Segment Start: Recorded data

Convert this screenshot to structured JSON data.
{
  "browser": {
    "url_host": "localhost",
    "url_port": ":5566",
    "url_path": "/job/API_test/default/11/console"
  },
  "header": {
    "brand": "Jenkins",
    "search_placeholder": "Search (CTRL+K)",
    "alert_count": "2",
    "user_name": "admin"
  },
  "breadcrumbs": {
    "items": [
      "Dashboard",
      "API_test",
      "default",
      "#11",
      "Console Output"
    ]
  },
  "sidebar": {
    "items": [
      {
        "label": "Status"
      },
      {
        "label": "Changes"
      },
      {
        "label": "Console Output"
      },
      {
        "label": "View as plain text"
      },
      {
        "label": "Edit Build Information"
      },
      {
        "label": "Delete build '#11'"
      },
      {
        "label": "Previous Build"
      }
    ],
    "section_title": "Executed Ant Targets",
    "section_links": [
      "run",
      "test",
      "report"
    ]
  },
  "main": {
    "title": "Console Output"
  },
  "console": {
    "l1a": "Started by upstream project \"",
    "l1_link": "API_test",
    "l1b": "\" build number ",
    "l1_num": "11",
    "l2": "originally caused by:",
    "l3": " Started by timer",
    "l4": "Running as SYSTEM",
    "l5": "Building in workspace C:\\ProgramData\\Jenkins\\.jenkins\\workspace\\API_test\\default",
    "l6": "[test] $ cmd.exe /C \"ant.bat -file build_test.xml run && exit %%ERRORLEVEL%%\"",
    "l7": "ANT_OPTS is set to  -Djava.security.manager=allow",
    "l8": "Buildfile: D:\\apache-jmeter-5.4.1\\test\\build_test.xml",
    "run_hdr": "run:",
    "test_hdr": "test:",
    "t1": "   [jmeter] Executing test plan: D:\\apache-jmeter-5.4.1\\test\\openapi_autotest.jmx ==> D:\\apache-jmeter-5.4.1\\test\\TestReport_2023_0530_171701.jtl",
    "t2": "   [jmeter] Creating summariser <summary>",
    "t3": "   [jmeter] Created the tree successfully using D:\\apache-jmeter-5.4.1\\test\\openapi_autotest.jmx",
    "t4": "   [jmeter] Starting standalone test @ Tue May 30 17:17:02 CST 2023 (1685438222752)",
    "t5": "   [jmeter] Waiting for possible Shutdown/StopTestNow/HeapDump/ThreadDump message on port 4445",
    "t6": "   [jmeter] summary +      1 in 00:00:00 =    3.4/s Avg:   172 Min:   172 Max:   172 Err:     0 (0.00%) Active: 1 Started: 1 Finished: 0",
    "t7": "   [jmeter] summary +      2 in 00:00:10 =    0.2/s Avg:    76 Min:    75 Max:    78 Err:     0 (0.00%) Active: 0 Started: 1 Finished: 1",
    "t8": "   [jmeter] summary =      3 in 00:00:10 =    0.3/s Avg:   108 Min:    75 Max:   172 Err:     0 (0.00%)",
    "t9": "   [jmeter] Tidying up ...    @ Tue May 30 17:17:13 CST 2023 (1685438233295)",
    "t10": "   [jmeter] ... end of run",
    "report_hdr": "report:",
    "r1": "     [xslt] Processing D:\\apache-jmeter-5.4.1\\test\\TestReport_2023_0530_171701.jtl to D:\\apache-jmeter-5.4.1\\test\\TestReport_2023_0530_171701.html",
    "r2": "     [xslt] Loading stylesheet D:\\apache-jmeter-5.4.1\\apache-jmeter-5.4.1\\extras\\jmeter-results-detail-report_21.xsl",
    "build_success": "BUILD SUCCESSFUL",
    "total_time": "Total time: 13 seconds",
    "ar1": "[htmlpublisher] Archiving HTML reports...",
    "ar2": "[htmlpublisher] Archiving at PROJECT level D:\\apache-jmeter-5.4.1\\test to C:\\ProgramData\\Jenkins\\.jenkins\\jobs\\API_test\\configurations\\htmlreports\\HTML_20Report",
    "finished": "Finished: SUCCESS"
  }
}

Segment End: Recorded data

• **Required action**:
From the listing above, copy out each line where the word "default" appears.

• **Solution**:
    "url_path": "/job/API_test/default/11/console"
      "default",
    "l5": "Building in workspace C:\\ProgramData\\Jenkins\\.jenkins\\workspace\\API_test\\default",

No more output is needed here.